German lad hit by 30,000 mph meteorite

Size of a pea, luckily


A 14-year-old German lad survived a close encounter with a meteorite when a pea-sized piece of rock which had entered Earth's atmosphere at 30,000 mph left him with nothing more than a "nasty" three-inch gash on his hand.

According to the Telegraph, Gerrit Blank was on his way to school in Essen when a bright light in the sky heralded the arrival of the red-hot space rock. It bounced off his hand before embedding itself in a foot-wide crater in the ground.

Blank recounted: "At first I just saw a large ball of light, and then I suddenly felt a pain in my hand. Then a split second after that there was an enormous bang like a crash of thunder."

"The noise that came after the flash of light was so loud that my ears were ringing for hours afterwards. When it hit me it knocked me flying and then was still going fast enough to bury itself into the road."

Subsequent tests on the teen-bashing space pea proved its provenance. Ansgar Kortem, director of Germany's Walter Hohmann Observatory, confirmed: "It's a real meteorite, therefore it is very valuable to collectors and scientists.

"Most don't actually make it to ground level because they evaporate in the atmosphere. Of those that do get through, about six out of every seven of them land in water."

Blank joins an exclusive club of meteorite-strike survivors, with a total membership of two. In 1954, Ann Elizabeth Hodges was having a kip on her sofa in Sylacauga, Alabama when a 3.86 kg meteorite came through the roof, bounced off a radio and caused her some serious bruising on one side of her body. ®

Similar topics

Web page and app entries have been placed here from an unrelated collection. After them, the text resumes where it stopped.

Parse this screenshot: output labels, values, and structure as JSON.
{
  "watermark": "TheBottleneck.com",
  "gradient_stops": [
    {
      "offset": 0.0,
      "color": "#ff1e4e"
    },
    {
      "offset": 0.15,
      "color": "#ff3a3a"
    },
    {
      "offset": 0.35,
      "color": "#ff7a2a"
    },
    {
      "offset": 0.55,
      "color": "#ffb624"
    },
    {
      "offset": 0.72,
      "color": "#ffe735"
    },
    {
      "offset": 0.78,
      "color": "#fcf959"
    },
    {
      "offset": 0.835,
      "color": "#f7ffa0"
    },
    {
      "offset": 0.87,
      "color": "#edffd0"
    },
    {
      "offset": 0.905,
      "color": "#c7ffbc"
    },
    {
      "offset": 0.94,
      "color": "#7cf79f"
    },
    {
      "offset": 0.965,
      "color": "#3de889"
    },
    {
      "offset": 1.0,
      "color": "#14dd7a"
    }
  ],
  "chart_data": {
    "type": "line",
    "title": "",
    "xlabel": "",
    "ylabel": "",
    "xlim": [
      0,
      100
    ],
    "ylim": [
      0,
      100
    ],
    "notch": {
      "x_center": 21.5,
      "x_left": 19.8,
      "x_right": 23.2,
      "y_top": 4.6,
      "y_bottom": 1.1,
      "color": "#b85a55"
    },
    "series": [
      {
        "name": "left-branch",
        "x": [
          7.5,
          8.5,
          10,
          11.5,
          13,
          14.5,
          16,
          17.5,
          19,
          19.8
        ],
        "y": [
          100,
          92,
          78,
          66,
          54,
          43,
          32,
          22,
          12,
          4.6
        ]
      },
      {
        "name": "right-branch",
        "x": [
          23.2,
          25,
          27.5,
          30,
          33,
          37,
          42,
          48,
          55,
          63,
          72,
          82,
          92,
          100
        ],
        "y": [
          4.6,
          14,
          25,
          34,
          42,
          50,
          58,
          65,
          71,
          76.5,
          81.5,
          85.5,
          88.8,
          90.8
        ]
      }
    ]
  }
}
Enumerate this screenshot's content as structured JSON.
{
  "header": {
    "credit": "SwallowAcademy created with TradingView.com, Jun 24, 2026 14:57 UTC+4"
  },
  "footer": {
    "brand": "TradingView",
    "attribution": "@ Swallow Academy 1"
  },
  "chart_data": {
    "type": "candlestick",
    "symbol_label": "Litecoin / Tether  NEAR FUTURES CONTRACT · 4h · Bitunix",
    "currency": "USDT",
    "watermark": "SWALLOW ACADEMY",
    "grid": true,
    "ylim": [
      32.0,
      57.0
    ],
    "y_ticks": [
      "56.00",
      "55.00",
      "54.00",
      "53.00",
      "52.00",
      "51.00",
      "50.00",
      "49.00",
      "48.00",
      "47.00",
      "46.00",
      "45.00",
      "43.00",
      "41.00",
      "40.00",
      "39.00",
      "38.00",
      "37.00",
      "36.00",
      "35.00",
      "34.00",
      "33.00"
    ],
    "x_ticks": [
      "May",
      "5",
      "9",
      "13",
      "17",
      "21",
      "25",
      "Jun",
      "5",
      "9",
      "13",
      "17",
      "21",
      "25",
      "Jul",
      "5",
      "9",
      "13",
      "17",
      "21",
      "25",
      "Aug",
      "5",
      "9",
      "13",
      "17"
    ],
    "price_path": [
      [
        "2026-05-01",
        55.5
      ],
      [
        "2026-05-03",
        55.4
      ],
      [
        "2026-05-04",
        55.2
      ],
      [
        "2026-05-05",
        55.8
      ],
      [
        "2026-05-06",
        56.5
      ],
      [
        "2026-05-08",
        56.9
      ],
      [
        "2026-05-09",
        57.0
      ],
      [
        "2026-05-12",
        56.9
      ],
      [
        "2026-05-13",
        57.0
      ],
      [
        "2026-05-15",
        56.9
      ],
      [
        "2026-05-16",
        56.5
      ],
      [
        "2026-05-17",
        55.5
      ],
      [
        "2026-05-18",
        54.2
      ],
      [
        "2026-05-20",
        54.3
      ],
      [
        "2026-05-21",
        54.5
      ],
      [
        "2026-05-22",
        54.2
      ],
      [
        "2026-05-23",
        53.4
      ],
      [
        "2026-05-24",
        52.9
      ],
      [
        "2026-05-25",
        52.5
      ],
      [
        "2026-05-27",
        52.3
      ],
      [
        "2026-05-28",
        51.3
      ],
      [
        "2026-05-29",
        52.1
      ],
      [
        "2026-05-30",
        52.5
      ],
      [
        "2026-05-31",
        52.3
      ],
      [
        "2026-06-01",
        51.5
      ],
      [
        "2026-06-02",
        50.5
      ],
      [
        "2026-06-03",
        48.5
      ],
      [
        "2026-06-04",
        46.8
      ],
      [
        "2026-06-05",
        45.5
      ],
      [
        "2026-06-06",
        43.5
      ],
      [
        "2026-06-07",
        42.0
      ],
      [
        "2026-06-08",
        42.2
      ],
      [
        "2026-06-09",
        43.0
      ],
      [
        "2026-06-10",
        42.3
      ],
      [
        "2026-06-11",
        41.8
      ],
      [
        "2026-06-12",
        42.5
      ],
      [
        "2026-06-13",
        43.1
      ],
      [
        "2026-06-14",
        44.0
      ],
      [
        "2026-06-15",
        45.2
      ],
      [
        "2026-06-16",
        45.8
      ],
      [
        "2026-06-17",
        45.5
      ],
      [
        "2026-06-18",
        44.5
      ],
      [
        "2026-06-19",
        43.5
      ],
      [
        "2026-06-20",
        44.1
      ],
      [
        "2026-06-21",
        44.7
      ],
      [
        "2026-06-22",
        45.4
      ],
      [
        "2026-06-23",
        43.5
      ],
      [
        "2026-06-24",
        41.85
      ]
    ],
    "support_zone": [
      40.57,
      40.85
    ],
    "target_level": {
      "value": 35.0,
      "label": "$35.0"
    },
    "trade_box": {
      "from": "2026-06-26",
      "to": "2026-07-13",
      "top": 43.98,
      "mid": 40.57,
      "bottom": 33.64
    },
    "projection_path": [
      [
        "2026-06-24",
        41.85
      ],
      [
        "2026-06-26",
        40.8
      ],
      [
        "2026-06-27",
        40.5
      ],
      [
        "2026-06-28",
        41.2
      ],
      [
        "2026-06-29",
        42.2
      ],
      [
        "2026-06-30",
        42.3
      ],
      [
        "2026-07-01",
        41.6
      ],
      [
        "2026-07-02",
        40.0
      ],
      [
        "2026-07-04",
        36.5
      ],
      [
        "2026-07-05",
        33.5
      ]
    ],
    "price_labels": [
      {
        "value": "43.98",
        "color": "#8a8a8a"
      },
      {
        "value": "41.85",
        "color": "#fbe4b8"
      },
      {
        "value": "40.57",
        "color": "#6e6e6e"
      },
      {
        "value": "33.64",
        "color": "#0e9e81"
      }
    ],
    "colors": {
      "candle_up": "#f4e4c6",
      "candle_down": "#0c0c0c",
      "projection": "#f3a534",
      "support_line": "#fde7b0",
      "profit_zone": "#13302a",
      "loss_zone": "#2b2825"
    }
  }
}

Narrower topics


Other stories you might like

  • Germany to host Europe's first exascale supercomputer
    Jupiter added to HPC solar system

    Germany will be the host of the first publicly known European exascale supercomputer, along with four other EU sites getting smaller but still powerful systems, the European High Performance Computing Joint Undertaking (EuroHPC JU) announced this week.

    Germany will be the home of Jupiter, the "Joint Undertaking Pioneer for Innovative and Transformative Exascale Research." It should be switched on next year in a specially designed building on the campus of the Forschungszentrum Jülich research centre and operated by the Jülich Supercomputing Centre (JSC), alongside the existing Juwels and Jureca supercomputers.

    The four mid-range systems are: Daedalus, hosted by the National Infrastructures for Research and Technology in Greece; Levente at the Governmental Agency for IT Development in Hungary; Caspir at the National University of Ireland Galway in Ireland; and EHPCPL at the Academic Computer Centre CYFRONET in Poland.

    Continue reading
  • Germany makes new move to attract chip manufacturers
    $14.7b in state aid on offer for companies to set up shop in the country

    Germany's government is looking to attract chipmakers to the country by offering €14 billion ($14.7 billion) in financial support, apparently spurred on by global semiconductor supply chain problems.

    The move follows the European Chips Act from the European Commission and Intel's decision earlier this year to build a new fabrication plant in Germany.

    The latest announcement was made by Germany's vice chancellor and federal minister for Economic Affairs Robert Habeck at a business event in Hanover, according to Reuters, who said that his government wants to attract chip makers with €14 billion ($14.7 billion) in state aid.

    Continue reading
  • Germany advises citizens to uninstall Kaspersky antivirus
    Russian biz founder calls it 'an insult'

    Germany's BSI federal cybersecurity agency has warned the country's citizens not to install Russian-owned Kaspersky antivirus, saying it has "doubts about the reliability of the manufacturer."

    Russia-based Kaspersky has long been a target of suspicious rumors in the West over its ownership and allegiance to Russia's rulers.

    In an advisory published today, the agency said: "The BSI recommends replacing applications from Kaspersky's virus protection software portfolio with alternative products."

    Continue reading

Biting the hand that feeds IT © 1998–2022